Book One -- The things that sustain and support the entire body, and what braces and attaches them all. [the bones and the ligaments that interconnect them] | Chapter 13 On the Bone Resembling the Greek Upsilon

How the hyoid bone is secured; its use

Inasmuch as the hyoid bone does not rest on as firm a base as the other bones, we shall explain in Book Two that it is drawn into every kind of position by its own muscles, in such a way that it cannot be dislocated from its place either to the sides, up and down, or forward and backward. And though in humans it happens to be extremely small, it performs the greatest and most numerous functions; these will be explained when we show that several muscles of the tongue (D, D, E in figs. 1, 2, ch. 19 Bk. 2) [Mm. hyoglossi] originate from it, that it is placed beneath the tongue like a foundation and very steady base, and that the beginnings of certain muscles of the larynx (F in figs. 1, 2, ch. 21, Bk. 2 and K in figs. 2, 3) [mm. thyrohyoidei] extend from it.

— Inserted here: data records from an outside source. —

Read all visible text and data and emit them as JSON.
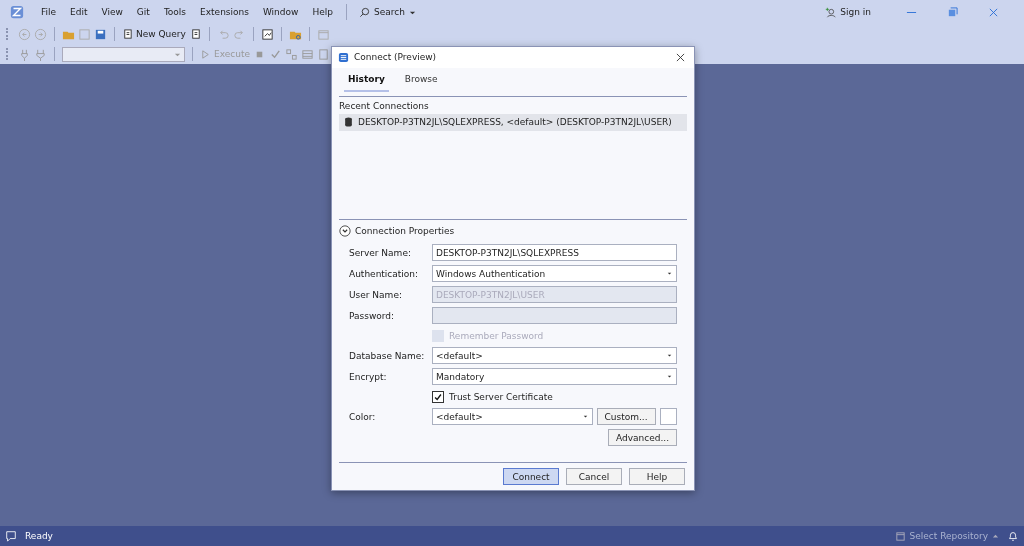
{
  "menu": {
    "items": [
      "File",
      "Edit",
      "View",
      "Git",
      "Tools",
      "Extensions",
      "Window",
      "Help"
    ],
    "search": "Search",
    "sign_in": "Sign in"
  },
  "toolbar": {
    "new_query": "New Query",
    "execute": {
      "label": "Execute",
      "disabled": true
    }
  },
  "dialog": {
    "title": "Connect (Preview)",
    "tabs": [
      {
        "label": "History",
        "selected": true
      },
      {
        "label": "Browse",
        "selected": false
      }
    ],
    "recent_heading": "Recent Connections",
    "connections": [
      {
        "label": "DESKTOP-P3TN2JL\\SQLEXPRESS, <default> (DESKTOP-P3TN2JL\\USER)",
        "selected": true
      }
    ],
    "properties": {
      "label": "Connection Properties",
      "expanded": true
    },
    "fields": [
      {
        "kind": "text",
        "label": "Server Name:",
        "value": "DESKTOP-P3TN2JL\\SQLEXPRESS",
        "disabled": false
      },
      {
        "kind": "dropdown",
        "label": "Authentication:",
        "value": "Windows Authentication"
      },
      {
        "kind": "text",
        "label": "User Name:",
        "value": "DESKTOP-P3TN2JL\\USER",
        "disabled": true
      },
      {
        "kind": "text",
        "label": "Password:",
        "disabled": true
      },
      {
        "kind": "checkbox",
        "label": "Remember Password",
        "checked": false,
        "disabled": true
      },
      {
        "kind": "dropdown",
        "label": "Database Name:",
        "value": "<default>"
      },
      {
        "kind": "dropdown",
        "label": "Encrypt:",
        "value": "Mandatory"
      },
      {
        "kind": "checkbox",
        "label": "Trust Server Certificate",
        "checked": true,
        "disabled": false
      },
      {
        "kind": "color",
        "label": "Color:",
        "value": "<default>",
        "button": "Custom..."
      },
      {
        "kind": "button",
        "label": "Advanced..."
      }
    ],
    "buttons": [
      {
        "label": "Connect",
        "default": true
      },
      {
        "label": "Cancel",
        "default": false
      },
      {
        "label": "Help",
        "default": false
      }
    ]
  },
  "status": {
    "text": "Ready",
    "repository": "Select Repository"
  }
}
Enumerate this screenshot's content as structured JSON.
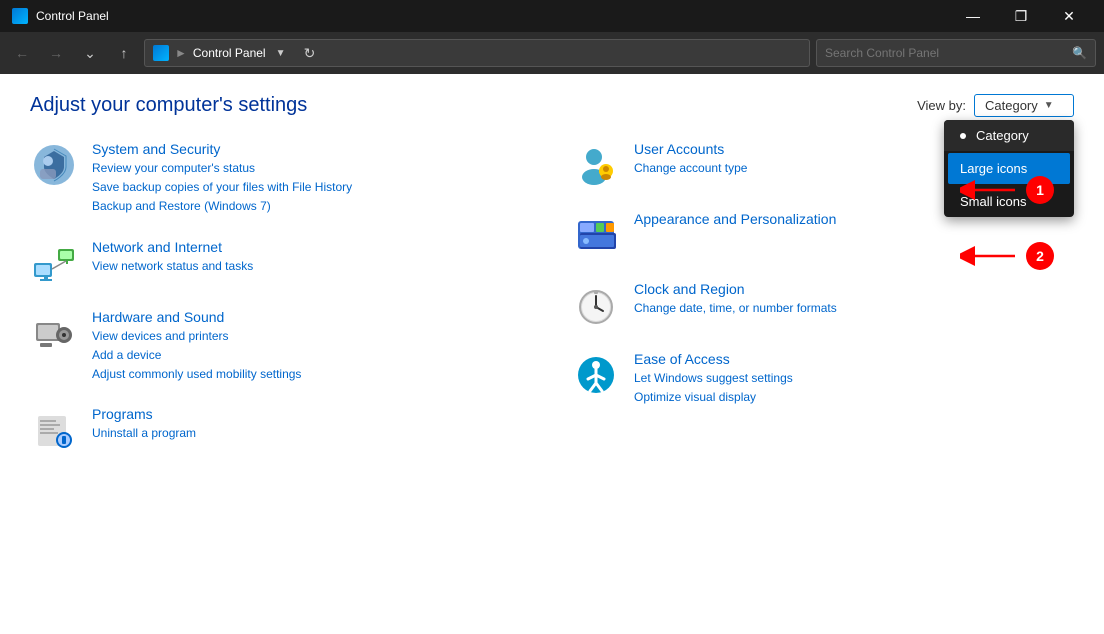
{
  "titleBar": {
    "title": "Control Panel",
    "minBtn": "—",
    "maxBtn": "❐",
    "closeBtn": "✕"
  },
  "addressBar": {
    "backArrow": "←",
    "forwardArrow": "→",
    "downArrow": "∨",
    "upArrow": "↑",
    "breadcrumb": "Control Panel",
    "refreshBtn": "↻",
    "searchPlaceholder": "Search Control Panel"
  },
  "page": {
    "title": "Adjust your computer's settings",
    "viewByLabel": "View by:",
    "viewByValue": "Category"
  },
  "viewByDropdown": {
    "options": [
      {
        "label": "Category",
        "selected": true,
        "highlighted": false
      },
      {
        "label": "Large icons",
        "selected": false,
        "highlighted": true
      },
      {
        "label": "Small icons",
        "selected": false,
        "highlighted": false
      }
    ]
  },
  "categories": {
    "left": [
      {
        "id": "system-security",
        "title": "System and Security",
        "links": [
          "Review your computer's status",
          "Save backup copies of your files with File History",
          "Backup and Restore (Windows 7)"
        ]
      },
      {
        "id": "network-internet",
        "title": "Network and Internet",
        "links": [
          "View network status and tasks"
        ]
      },
      {
        "id": "hardware-sound",
        "title": "Hardware and Sound",
        "links": [
          "View devices and printers",
          "Add a device",
          "Adjust commonly used mobility settings"
        ]
      },
      {
        "id": "programs",
        "title": "Programs",
        "links": [
          "Uninstall a program"
        ]
      }
    ],
    "right": [
      {
        "id": "user-accounts",
        "title": "User Accounts",
        "links": [
          "Change account type"
        ]
      },
      {
        "id": "appearance",
        "title": "Appearance and Personalization",
        "links": []
      },
      {
        "id": "clock-region",
        "title": "Clock and Region",
        "links": [
          "Change date, time, or number formats"
        ]
      },
      {
        "id": "ease-access",
        "title": "Ease of Access",
        "links": [
          "Let Windows suggest settings",
          "Optimize visual display"
        ]
      }
    ]
  }
}
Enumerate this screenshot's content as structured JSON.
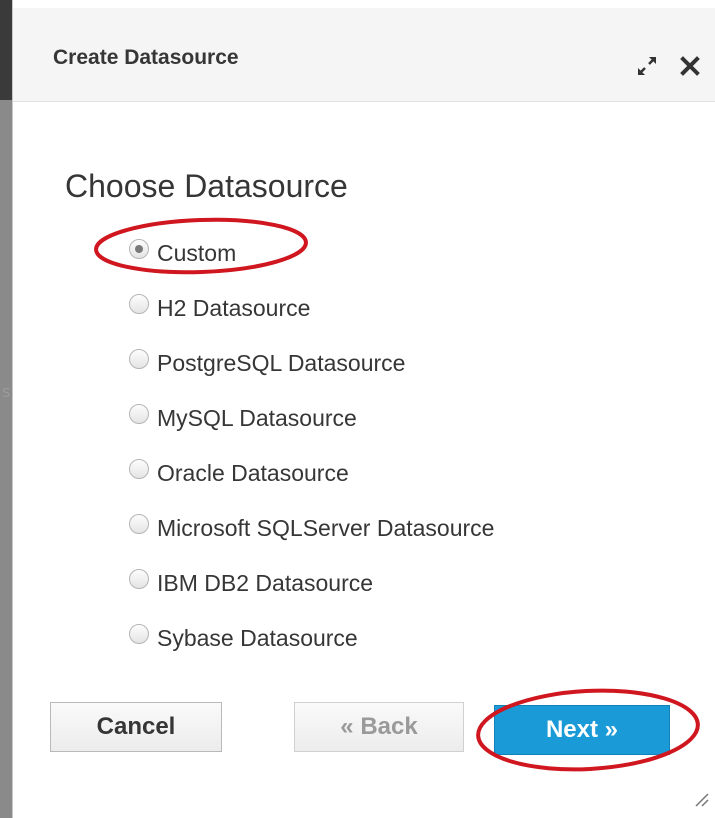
{
  "dialog": {
    "title": "Create Datasource"
  },
  "header_icons": [
    "maximize-icon",
    "close-icon"
  ],
  "section": {
    "title": "Choose Datasource"
  },
  "options": [
    {
      "label": "Custom",
      "checked": true
    },
    {
      "label": "H2 Datasource",
      "checked": false
    },
    {
      "label": "PostgreSQL Datasource",
      "checked": false
    },
    {
      "label": "MySQL Datasource",
      "checked": false
    },
    {
      "label": "Oracle Datasource",
      "checked": false
    },
    {
      "label": "Microsoft SQLServer Datasource",
      "checked": false
    },
    {
      "label": "IBM DB2 Datasource",
      "checked": false
    },
    {
      "label": "Sybase Datasource",
      "checked": false
    }
  ],
  "buttons": {
    "cancel": "Cancel",
    "back": "« Back",
    "next": "Next »"
  },
  "colors": {
    "primary_button": "#1a9ad6",
    "annotation": "#d0161f"
  },
  "backdrop": {
    "partial_char": "s"
  }
}
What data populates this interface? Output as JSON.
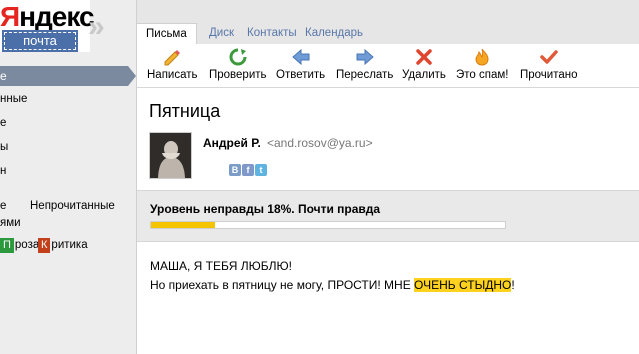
{
  "logo": {
    "first_letter": "Я",
    "rest": "ндекс",
    "service": "почта",
    "chevrons": "»"
  },
  "sidebar": {
    "folders": [
      {
        "label": "е",
        "active": true
      },
      {
        "label": "нные"
      },
      {
        "label": "е"
      },
      {
        "label": "ы"
      },
      {
        "label": "н"
      }
    ],
    "filters": {
      "left_fragment": "е",
      "unread": "Непрочитанные",
      "second_line": "ями"
    },
    "labels": [
      {
        "letter": "П",
        "text": "роза",
        "color": "#2c9a3c"
      },
      {
        "letter": "К",
        "text": "ритика",
        "color": "#c2401a"
      }
    ]
  },
  "tabs": [
    {
      "label": "Письма",
      "active": true
    },
    {
      "label": "Диск"
    },
    {
      "label": "Контакты"
    },
    {
      "label": "Календарь"
    }
  ],
  "toolbar": [
    {
      "label": "Написать",
      "icon": "compose-icon"
    },
    {
      "label": "Проверить",
      "icon": "refresh-icon"
    },
    {
      "label": "Ответить",
      "icon": "reply-icon"
    },
    {
      "label": "Переслать",
      "icon": "forward-icon"
    },
    {
      "label": "Удалить",
      "icon": "delete-icon"
    },
    {
      "label": "Это спам!",
      "icon": "spam-flame-icon"
    },
    {
      "label": "Прочитано",
      "icon": "read-check-icon"
    }
  ],
  "message": {
    "subject": "Пятница",
    "sender_name": "Андрей Р.",
    "sender_email": "<and.rosov@ya.ru>",
    "social": [
      "В",
      "f",
      "t"
    ],
    "truth": {
      "text": "Уровень неправды 18%.  Почти правда",
      "fraction": 0.18
    },
    "body": {
      "line1": "МАША, Я ТЕБЯ ЛЮБЛЮ!",
      "line2_before": "Но приехать в пятницу не могу, ПРОСТИ! МНЕ ",
      "line2_highlight": "ОЧЕНЬ СТЫДНО",
      "line2_after": "!"
    }
  },
  "colors": {
    "brand_red": "#e52620",
    "stamp_blue": "#4b6fa8",
    "active_folder": "#7c8aa0",
    "link_blue": "#5977a9",
    "highlight_yellow": "#ffd21f",
    "progress_fill": "#f5c400"
  }
}
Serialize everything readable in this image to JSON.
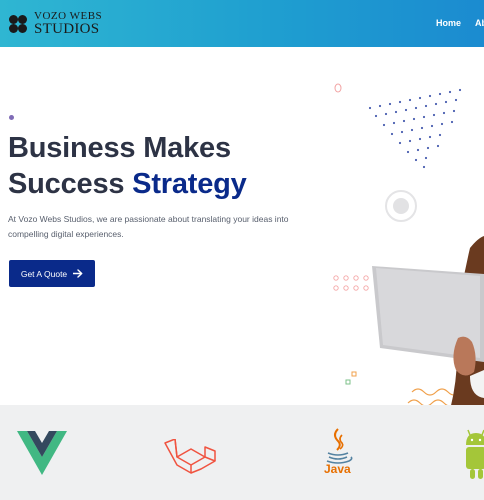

Book One -- The things that sustain and support the entire body, and what braces and attaches them all. [the bones and the ligaments that interconnect them] | Chapter 13 On the Bone Resembling the Greek Upsilon